● Work to be completed
What is the number of lines in these records with "Disk" in them? Answer with that number only.
(Input data)
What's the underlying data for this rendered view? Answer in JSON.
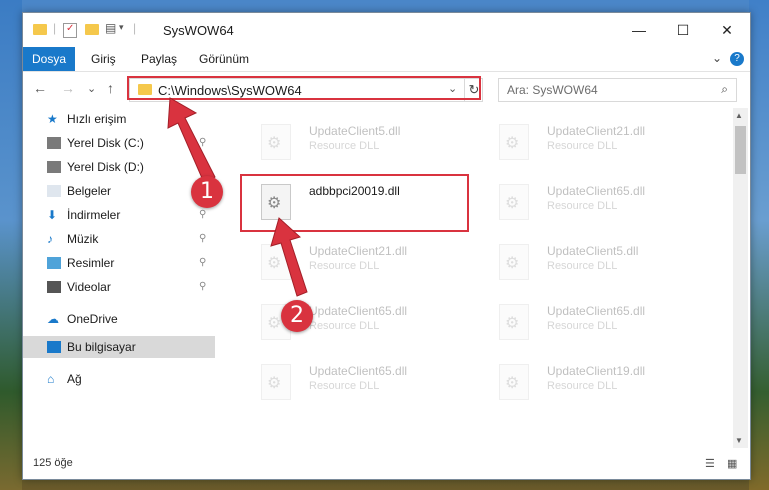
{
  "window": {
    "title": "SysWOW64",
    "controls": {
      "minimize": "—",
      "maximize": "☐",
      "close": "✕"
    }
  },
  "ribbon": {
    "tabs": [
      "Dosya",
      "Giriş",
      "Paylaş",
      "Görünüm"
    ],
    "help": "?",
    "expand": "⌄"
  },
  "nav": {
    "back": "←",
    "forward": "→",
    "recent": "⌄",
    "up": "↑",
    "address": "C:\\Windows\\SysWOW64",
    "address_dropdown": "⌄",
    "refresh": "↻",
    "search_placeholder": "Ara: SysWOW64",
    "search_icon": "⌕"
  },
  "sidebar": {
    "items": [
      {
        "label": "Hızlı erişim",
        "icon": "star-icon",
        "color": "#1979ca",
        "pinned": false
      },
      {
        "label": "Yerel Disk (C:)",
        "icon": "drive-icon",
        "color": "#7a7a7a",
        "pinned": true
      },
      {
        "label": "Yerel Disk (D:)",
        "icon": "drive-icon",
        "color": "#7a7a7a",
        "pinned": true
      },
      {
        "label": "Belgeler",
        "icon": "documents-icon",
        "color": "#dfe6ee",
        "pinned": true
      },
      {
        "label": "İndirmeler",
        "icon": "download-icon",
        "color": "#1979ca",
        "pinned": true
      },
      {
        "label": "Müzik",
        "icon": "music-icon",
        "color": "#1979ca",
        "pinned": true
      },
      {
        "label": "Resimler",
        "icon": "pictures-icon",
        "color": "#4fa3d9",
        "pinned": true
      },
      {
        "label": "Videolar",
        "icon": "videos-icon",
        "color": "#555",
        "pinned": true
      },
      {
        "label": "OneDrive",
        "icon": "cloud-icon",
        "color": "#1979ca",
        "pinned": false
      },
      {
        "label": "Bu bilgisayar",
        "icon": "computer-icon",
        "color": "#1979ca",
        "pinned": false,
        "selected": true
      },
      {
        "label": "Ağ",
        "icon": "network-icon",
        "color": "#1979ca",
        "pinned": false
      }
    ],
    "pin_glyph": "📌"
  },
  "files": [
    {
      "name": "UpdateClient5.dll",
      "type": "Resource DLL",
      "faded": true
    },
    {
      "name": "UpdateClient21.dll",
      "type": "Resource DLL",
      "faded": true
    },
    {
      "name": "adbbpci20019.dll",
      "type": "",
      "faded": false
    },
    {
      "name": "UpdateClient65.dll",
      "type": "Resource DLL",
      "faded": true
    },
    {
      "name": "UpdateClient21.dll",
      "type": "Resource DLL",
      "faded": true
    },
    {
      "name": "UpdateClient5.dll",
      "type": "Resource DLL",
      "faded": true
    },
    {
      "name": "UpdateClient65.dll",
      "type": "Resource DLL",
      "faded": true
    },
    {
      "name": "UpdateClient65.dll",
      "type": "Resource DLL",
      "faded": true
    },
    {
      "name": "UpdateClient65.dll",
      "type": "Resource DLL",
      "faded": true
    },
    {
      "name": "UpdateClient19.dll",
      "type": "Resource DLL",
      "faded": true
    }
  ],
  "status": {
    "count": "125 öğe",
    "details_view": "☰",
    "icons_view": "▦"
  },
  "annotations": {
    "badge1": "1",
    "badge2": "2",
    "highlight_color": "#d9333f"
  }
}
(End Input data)
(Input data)
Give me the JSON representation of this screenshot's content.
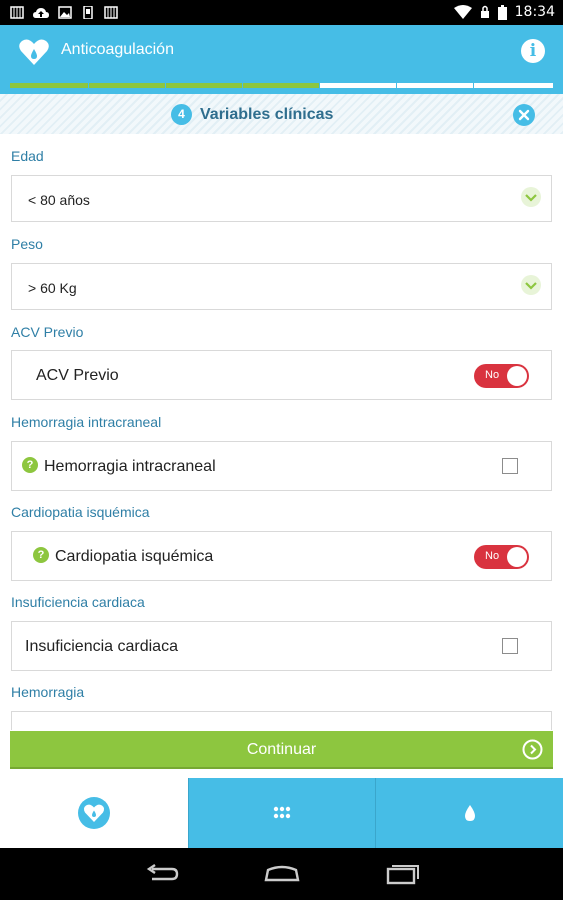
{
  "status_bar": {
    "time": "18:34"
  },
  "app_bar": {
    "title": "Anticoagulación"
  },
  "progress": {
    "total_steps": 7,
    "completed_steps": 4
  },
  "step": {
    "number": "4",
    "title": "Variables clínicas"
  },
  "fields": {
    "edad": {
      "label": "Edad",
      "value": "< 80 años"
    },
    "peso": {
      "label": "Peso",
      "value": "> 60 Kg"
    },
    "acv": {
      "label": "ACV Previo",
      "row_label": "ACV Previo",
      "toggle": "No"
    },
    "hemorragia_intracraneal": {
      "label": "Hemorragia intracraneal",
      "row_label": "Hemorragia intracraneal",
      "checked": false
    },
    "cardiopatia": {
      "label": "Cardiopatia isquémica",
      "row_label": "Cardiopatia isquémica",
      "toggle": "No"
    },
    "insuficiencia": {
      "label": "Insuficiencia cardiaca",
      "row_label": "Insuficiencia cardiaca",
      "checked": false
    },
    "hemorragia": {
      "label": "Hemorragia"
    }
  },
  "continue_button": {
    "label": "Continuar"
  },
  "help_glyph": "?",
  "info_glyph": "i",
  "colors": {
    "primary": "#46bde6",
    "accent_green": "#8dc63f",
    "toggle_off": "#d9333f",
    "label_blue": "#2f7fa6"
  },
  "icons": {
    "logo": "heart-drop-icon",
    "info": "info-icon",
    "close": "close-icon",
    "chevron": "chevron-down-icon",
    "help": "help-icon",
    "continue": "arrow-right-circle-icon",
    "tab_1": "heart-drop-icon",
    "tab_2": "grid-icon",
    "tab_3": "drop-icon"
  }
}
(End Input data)
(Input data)
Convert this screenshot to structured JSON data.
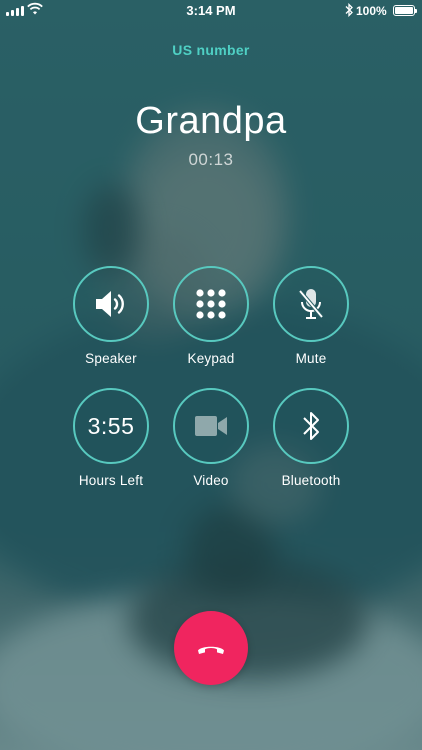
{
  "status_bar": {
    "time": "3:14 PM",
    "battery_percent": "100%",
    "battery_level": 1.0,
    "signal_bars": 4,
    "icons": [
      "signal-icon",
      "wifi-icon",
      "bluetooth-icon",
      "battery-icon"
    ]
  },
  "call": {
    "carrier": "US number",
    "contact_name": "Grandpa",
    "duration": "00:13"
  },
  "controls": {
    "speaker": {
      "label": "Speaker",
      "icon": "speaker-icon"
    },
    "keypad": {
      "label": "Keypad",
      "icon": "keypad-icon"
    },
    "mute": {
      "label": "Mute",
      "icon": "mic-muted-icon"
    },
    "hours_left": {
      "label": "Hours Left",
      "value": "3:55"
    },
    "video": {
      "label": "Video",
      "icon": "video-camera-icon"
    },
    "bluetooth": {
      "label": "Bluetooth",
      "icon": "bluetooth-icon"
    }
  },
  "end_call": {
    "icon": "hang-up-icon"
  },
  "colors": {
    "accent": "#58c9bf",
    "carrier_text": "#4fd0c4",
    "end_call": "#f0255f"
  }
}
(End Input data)
● Result below
2